=== TASK TO CARRY OUT ===
How many lines in the listing below include the word "child"? Reply with the count alone.

◇ ◇ ◇ ◇

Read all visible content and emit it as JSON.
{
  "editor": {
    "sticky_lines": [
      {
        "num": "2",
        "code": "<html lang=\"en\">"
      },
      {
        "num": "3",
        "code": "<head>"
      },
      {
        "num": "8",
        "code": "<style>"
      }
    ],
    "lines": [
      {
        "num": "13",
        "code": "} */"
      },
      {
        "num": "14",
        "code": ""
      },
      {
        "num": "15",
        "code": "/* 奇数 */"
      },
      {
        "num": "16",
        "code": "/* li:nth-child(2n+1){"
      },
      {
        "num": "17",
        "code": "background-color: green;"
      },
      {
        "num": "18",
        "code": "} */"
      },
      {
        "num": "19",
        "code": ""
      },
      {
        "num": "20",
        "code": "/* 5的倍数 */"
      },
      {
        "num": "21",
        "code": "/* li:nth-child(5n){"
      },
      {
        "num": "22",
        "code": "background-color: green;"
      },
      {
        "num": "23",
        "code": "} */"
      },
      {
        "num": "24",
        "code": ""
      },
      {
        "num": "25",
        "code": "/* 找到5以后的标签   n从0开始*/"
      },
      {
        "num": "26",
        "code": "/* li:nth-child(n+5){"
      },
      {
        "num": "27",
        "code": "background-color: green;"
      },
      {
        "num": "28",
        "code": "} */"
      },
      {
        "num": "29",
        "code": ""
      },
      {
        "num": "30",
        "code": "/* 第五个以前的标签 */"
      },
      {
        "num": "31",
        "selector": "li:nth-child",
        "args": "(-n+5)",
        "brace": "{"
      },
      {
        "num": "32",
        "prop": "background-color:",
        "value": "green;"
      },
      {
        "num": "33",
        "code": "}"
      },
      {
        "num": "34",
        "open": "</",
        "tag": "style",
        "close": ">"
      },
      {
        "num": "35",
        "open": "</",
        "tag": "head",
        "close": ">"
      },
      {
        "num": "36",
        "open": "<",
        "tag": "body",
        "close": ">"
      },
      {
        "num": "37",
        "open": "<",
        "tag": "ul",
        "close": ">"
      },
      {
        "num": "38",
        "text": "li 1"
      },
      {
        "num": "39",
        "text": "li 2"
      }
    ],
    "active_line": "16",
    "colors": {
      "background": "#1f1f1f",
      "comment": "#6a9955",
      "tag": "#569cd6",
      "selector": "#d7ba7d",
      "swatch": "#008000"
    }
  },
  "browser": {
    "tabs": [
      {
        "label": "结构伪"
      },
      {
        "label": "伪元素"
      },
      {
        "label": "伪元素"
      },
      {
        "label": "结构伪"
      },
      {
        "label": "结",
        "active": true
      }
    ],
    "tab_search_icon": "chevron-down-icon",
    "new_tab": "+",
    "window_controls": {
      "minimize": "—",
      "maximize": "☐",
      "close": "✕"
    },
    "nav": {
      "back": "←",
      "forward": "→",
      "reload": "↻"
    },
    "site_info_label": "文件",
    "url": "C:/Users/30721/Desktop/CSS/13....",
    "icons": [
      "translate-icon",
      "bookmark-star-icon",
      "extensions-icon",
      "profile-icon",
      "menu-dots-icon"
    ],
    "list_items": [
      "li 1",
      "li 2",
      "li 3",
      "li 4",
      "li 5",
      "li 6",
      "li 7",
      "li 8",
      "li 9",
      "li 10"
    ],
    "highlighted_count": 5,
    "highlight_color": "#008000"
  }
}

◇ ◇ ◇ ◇

=== PROBLEM SOLUTION ===
4